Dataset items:

↓↓↓

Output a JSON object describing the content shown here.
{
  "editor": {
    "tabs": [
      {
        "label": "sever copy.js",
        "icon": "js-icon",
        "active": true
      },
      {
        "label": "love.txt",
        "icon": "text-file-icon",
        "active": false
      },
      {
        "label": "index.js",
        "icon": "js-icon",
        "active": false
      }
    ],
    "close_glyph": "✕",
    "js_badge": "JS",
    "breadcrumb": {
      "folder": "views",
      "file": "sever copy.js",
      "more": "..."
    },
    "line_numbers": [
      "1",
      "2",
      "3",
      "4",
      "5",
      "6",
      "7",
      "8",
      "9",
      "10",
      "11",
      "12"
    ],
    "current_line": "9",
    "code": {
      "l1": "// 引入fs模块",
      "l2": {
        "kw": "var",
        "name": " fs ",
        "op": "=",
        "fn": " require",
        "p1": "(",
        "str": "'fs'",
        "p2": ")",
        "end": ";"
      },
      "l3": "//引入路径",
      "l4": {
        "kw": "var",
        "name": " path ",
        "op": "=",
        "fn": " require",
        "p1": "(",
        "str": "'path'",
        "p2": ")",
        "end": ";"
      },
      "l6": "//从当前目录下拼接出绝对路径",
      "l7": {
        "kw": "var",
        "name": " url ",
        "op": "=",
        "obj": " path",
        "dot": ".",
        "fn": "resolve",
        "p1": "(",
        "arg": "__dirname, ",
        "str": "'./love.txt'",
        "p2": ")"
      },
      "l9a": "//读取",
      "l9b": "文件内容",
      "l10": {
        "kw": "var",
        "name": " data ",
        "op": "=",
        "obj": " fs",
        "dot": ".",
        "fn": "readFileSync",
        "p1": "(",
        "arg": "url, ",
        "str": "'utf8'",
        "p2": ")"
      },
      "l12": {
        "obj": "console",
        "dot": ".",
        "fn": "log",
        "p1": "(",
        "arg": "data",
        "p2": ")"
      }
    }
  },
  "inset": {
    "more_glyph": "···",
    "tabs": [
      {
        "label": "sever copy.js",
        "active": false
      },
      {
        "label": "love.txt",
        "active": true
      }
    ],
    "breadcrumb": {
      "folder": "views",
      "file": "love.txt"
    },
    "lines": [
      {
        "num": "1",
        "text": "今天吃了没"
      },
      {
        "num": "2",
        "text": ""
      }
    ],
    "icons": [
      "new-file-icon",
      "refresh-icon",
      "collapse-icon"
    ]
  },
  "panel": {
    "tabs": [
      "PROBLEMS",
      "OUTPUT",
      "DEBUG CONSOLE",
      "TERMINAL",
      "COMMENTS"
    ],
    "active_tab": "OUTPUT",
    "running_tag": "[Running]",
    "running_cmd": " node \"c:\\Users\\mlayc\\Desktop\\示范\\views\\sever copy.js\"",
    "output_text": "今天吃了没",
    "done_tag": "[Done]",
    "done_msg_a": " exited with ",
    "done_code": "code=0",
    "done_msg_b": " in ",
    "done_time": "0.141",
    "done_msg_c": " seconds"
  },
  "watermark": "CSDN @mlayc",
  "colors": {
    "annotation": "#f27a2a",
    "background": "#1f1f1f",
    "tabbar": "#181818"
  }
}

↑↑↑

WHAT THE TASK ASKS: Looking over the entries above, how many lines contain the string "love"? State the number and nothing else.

FINISHED EXERCISE: 4